As usual, Bernie Sanders was fired up and seething with anger against all that and more during Sunday night's Democratic presidential debate. He's also mad about every broken system, from campaign finance to criminal justice.
The purity of Sanders' outrage is his greatest strength — and his greatest weakness.
To his credit, Sanders doesn't care about Hillary Clinton's "damn e-mails" or about Bill Clinton's sexual transgressions — at least not when he's on the debate stage. But imagine if Clinton displayed any Sanders-like rage. With a hot flash like that, she would have a "temperament'' problem.
Yet with Sanders, it's considered intellectual passion. And it gave him the upper hand during several key exchanges with Clinton, especially regarding regulation of the financial industry:
"I don't get personal speaking fees from Goldman Sachs," he sniped at her. And that can't be ignored. Clinton is vulnerable on her cozy relationship with Wall Street.
But what about when Sanders is not debating political rivals? How would that loud, staccato lecturing — underscored by dramatic finger-stabbing gestures — work in the Oval Office? When he's not at a rally filled with zealots, how would he get Congress to embrace his democratic socialist agenda? Working with Republican John McCain on veterans' affairs is not a true test of reaching across the aisle.
Those are real questions for Democrats whose doubts about Clinton could turn them into Bernie believers.
Donald Trump has a similar problem. But for all of Trump's nasty railings against Muslims and immigrants, he also has "deal-maker" on his resume. Sanders has utter disdain for compromise on his.
"This campaign is about a political revolution to not only elect the president but to transform this country," he declared. To the young and the left, that's a seductive siren call.
But what about the rest of the country? No matter what the polls currently say about Sanders' chances against Trump, it's hard to believe there's an electoral path to victory for his radicalized call for change, delivered in a Brooklyn accent. Then again, it also seems hard to believe Trump's platform, delivered in classic New York-ese, is a winner.
Asked about priorities for his first 100 days in office, Sanders cited health care for every man, woman, and child; raising the minimum wage to $15 an hour; and creating "millions of decent-paying jobs by rebuilding our crumbling infrastructure."
Ending middle-class decline, telling "the wealthiest people in this country that yes, they are going to start paying their fair share of taxes,'' is what he describes as "bringing America together." Yet, those are the very issues that tear this country apart.
As Clinton noted, it's hard to see how a Congress that voted to repeal the Affordable Care Act could be open to Sanders' "Medicare-for-all" prescription for change.
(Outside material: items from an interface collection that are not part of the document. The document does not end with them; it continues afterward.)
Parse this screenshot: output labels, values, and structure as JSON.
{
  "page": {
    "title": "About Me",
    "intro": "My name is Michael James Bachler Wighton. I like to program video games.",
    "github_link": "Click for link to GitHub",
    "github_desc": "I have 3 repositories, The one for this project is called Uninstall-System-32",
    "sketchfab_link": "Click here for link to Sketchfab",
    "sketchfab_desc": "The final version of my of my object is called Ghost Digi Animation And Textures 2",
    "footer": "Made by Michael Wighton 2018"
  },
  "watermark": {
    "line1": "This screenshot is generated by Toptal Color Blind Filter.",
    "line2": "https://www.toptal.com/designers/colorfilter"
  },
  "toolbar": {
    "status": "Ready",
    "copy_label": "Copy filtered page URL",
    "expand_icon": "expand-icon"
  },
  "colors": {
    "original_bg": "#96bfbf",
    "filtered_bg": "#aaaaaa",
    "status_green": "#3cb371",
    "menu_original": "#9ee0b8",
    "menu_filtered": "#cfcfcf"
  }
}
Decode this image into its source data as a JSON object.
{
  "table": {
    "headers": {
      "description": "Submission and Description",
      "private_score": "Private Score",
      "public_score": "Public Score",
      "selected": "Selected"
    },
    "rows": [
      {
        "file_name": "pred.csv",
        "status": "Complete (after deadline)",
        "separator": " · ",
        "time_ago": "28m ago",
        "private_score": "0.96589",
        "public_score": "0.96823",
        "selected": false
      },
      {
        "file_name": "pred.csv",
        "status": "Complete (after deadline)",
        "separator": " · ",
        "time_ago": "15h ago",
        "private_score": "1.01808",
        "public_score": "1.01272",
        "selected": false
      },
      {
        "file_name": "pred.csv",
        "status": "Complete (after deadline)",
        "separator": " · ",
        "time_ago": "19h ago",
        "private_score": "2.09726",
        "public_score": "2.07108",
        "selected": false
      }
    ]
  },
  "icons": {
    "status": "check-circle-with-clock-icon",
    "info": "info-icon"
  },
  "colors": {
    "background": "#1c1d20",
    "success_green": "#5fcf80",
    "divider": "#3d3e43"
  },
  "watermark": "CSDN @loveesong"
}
Asked about a "Medicare-for-all, single-payer" program that Vermont walked away from, Sanders walked away from accountability, saying, "Let me just say that you might want to ask the governor of the state why he could not do it. I'm not the governor, I'm the senator from the state of Vermont."
Clinton strongly defended the Affordable Care Act — "one of the greatest accomplishments of President Obama, of the Democratic Party, and of our country." Tweaks can be made, she said, "but to tear it up and start over again, pushing out country back into that kind of contentious debate, I think is the wrong direction."
Clinton understands how hard it is to find the middle ground and bring about any change. Sanders despises incremental change. But he never explains how he can move a Fox News-infused country to his side of the argument.
Off the campaign trail, anger only gets you so far.